== The data

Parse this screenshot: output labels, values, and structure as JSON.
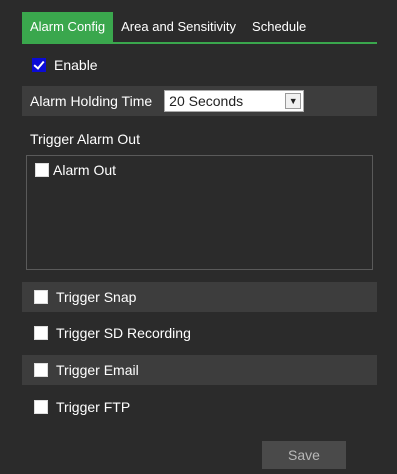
{
  "tabs": [
    {
      "label": "Alarm Config",
      "active": true
    },
    {
      "label": "Area and Sensitivity",
      "active": false
    },
    {
      "label": "Schedule",
      "active": false
    }
  ],
  "enable": {
    "label": "Enable",
    "checked": true
  },
  "holding_time": {
    "label": "Alarm Holding Time",
    "value": "20 Seconds"
  },
  "trigger_alarm_out": {
    "label": "Trigger Alarm Out",
    "items": [
      {
        "label": "Alarm Out",
        "checked": false
      }
    ]
  },
  "triggers": [
    {
      "label": "Trigger Snap",
      "checked": false
    },
    {
      "label": "Trigger SD Recording",
      "checked": false
    },
    {
      "label": "Trigger Email",
      "checked": false
    },
    {
      "label": "Trigger FTP",
      "checked": false
    }
  ],
  "save_label": "Save",
  "colors": {
    "accent": "#3aa74d",
    "checkbox_checked": "#0b0bd6",
    "background": "#2b2b2b",
    "stripe": "#3d3d3d"
  }
}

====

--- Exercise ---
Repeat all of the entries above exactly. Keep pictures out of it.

--- Output of the exercise ---
Parse this screenshot: output labels, values, and structure as JSON.
{
  "tabs": [
    {
      "label": "Alarm Config",
      "active": true
    },
    {
      "label": "Area and Sensitivity",
      "active": false
    },
    {
      "label": "Schedule",
      "active": false
    }
  ],
  "enable": {
    "label": "Enable",
    "checked": true
  },
  "holding_time": {
    "label": "Alarm Holding Time",
    "value": "20 Seconds"
  },
  "trigger_alarm_out": {
    "label": "Trigger Alarm Out",
    "items": [
      {
        "label": "Alarm Out",
        "checked": false
      }
    ]
  },
  "triggers": [
    {
      "label": "Trigger Snap",
      "checked": false
    },
    {
      "label": "Trigger SD Recording",
      "checked": false
    },
    {
      "label": "Trigger Email",
      "checked": false
    },
    {
      "label": "Trigger FTP",
      "checked": false
    }
  ],
  "save_label": "Save",
  "colors": {
    "accent": "#3aa74d",
    "checkbox_checked": "#0b0bd6",
    "background": "#2b2b2b",
    "stripe": "#3d3d3d"
  }
}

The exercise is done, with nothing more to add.